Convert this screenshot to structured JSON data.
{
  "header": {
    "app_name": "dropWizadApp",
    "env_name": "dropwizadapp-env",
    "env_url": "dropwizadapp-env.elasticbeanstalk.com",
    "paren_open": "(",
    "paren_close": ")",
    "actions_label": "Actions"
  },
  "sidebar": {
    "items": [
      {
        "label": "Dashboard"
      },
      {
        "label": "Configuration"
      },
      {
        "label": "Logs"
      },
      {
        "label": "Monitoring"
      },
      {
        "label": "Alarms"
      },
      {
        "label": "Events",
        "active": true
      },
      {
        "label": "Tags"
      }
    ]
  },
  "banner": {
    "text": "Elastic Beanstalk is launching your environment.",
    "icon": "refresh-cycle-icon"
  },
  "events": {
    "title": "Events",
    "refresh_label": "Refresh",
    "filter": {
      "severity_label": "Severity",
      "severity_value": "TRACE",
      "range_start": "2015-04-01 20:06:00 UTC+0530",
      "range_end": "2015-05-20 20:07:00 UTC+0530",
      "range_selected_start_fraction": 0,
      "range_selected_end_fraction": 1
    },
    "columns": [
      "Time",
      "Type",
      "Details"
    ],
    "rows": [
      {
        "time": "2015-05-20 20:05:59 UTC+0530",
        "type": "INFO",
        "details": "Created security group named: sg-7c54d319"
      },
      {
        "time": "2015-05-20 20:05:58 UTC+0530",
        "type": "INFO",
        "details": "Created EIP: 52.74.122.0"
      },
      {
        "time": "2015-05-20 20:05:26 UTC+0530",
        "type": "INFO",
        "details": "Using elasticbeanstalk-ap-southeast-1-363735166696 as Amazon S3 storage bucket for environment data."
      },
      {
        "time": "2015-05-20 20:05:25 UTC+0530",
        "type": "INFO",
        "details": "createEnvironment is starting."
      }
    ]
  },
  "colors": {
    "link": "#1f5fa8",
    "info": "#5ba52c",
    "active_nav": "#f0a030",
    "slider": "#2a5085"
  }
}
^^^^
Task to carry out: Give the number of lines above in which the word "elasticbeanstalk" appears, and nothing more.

Task response: 2